Writing faster is one of the ways best you can become a better blogger. Producing more content – faster – is going to let you write more and write longer. There’s literally no downside (appropriate usage of literally).
I’ve been blogging for seven years and in that time I’ve developed a writing workflow which lets me concentrate, research and write very quickly.
These are the five tools (these are quite niche so you likely won’t know of most of these) that I use to write blog posts faster. There’s one tool for each category of the writing process: research, note taking, productivity, writing and editing.
It will take you eight minutes and fourteen seconds to read the post properly, start to finish .
Even if you make use of only one of these tools and write a measly 5% faster, if you’re writing an hour a day you’ll have earned the time back within three days. From then until all eternity you’ll be reaping the rewards.
Me walking along an abandoned bobsled track, Sarajevo.
BlogBettr has been alive for a month now. As planned, I’ve published once a week with five pretty great posts. They’ve all been between roughly 2,000 words long and contain some neat insights.
The issue with a blog about blogging is you have to be really good at blogging. To write with authority it needs to be immediately self evident that you:
Just get what you’re talking about.
Practice what you preach.
Produce flawless content.
I’ll cut to it: in attempting to do all of these things I’ve been publishing formulaic content which has no character.
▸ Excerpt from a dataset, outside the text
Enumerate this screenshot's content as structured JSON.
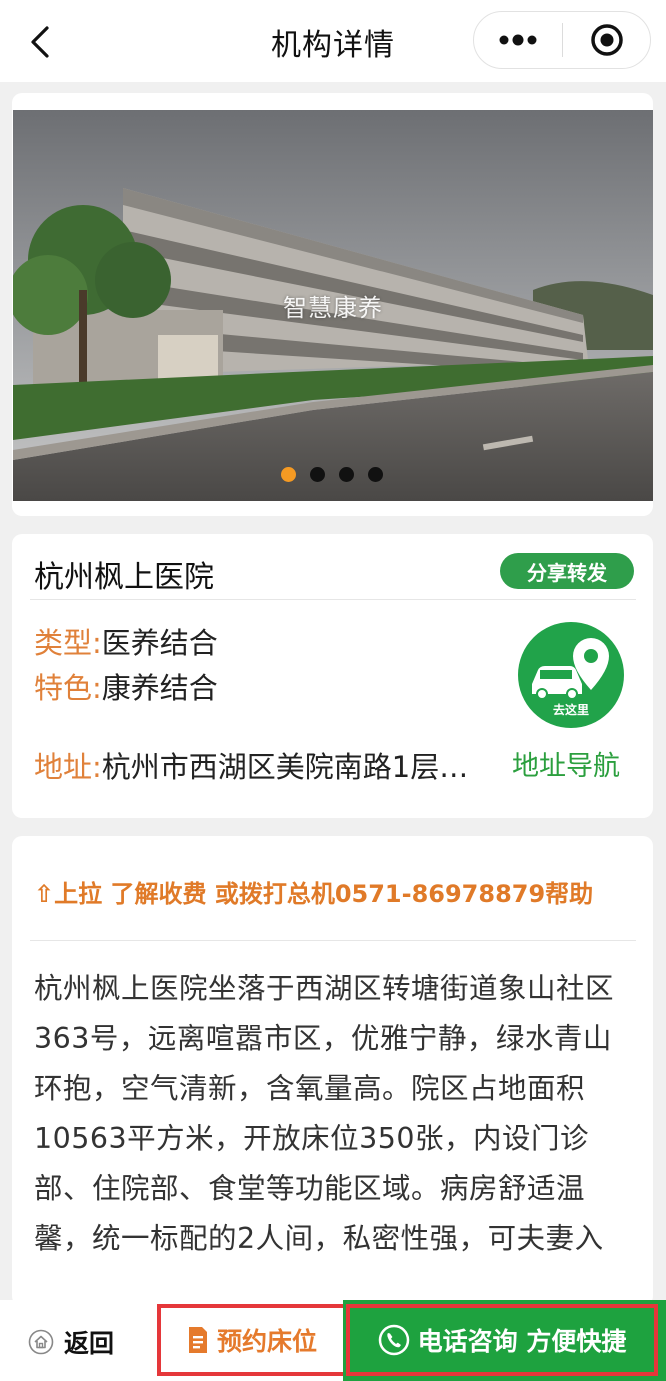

I wrote about how important it is to fully understand vanity metrics with your email. Whilst I’ve happily not been especially concerned about how many visits my site gets, I have set aggressive goals for email subscribers and I have failed to realise that that is a vanity metric in itself.
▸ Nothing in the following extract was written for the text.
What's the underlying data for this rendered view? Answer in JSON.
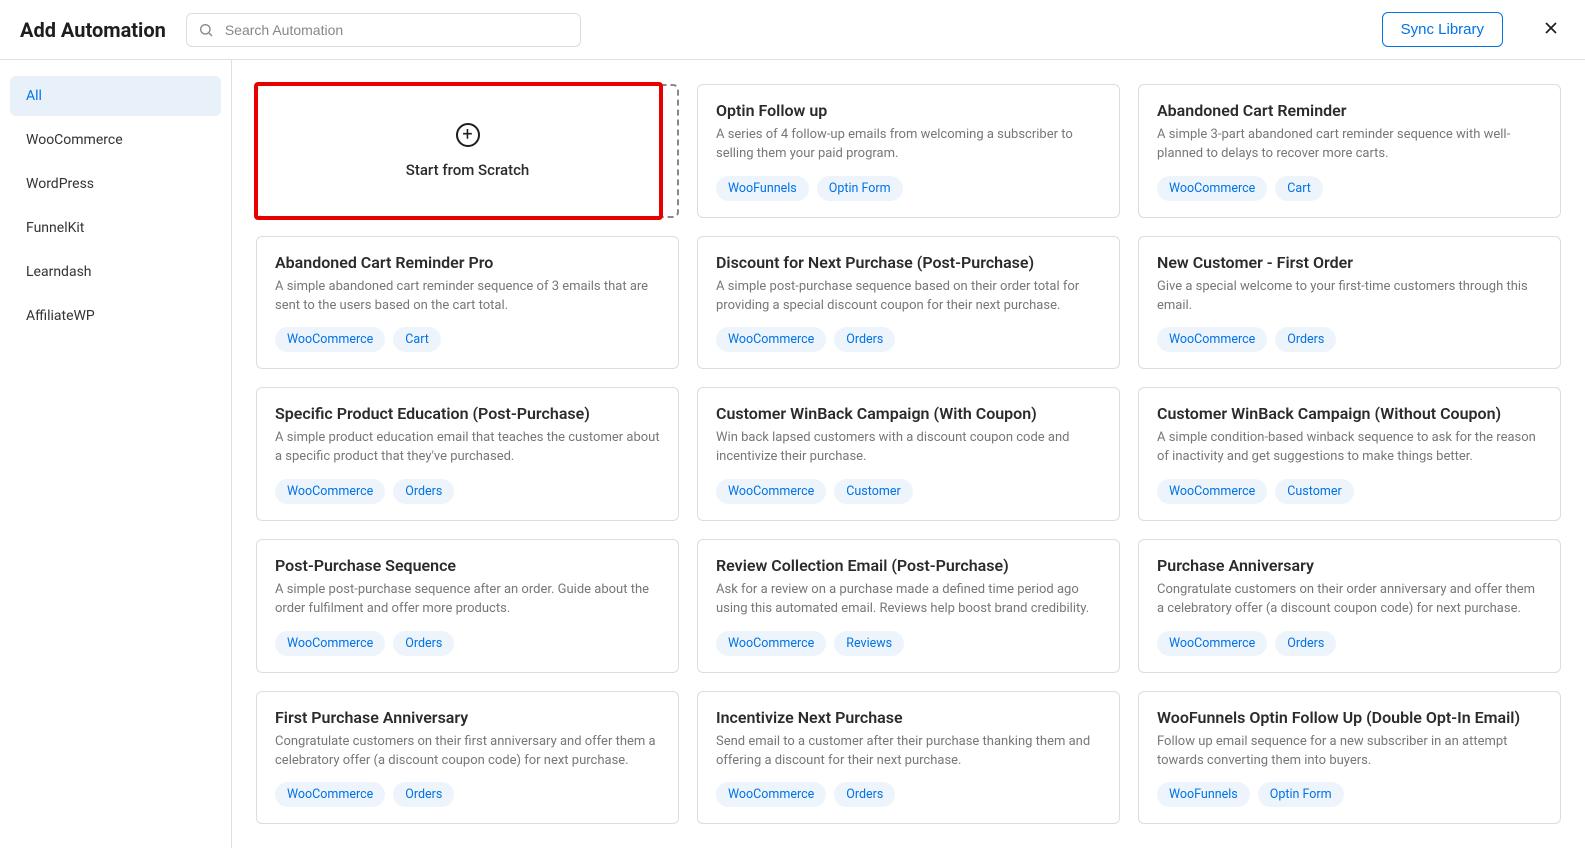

In attempting to aggressively gain subscribers so that I can publish a Hacker News clickbaitey post in three months boasting of how many subscribers I got in a short space of time (further demonstrating just how great I am at this blogging shit and better establishing my authority) I’ve focussed on quantity and not quality.
Focussing on vanity metrics has meant I’ve ignored the things which made me good at this in the first place.
My first serious blog was a spin-off from a games review site I ran with some friends.
Getting sent free games and writing crappy 500 word reviews in return was cool, but paying people to make changes to your website was not something 15 year old me found cool. I did the only thing I could do, and started teaching myself coding.
I wanted to share what I was learning so I set up a blog about “web design and development” and started publishing.
More or less immediately it became apparent I wasn’t very good at writing about “web design”, but I was good at writing about WordPress. Three months after launching I changed the blog’s name to WPShout and starting writing exclusively about WordPress.
Site growth took off and two years ago I sold the site having built a readership to be proud of.
I attribute much of the initial success of the site to this one weird trick (srsly though). You can start using it today. I’ll walk you through it.
I was twelve when I first installed WordPress. When I was sixteen I started my first serious blog (I’ve since sold it). Five years on in my early twenties, thousands of subscribers later and by most accounts I’m able to consider myself a successful blogger.
Getting good at blogging required making mistakes. Man I made so many mistakes.
I failed at fundamentals like choosing the right topics to write about and pickingquantity over quality. Once I had some growth I proceed to fail at building a valuable email list and appreciating my subscribers were actually real people and not numbers.
I even (kinda) insulted my audience’s intelligence by not being honest.
I failed at a lot of things. But I learned a lot too.
Here are thirteen blogging lessons from seven years of mistakes. Some are basic, others are things it took me a long time to work out. All are worth your time, whether you’ve been writing for years and need to recap or you’ve just started out. Let’s get to it.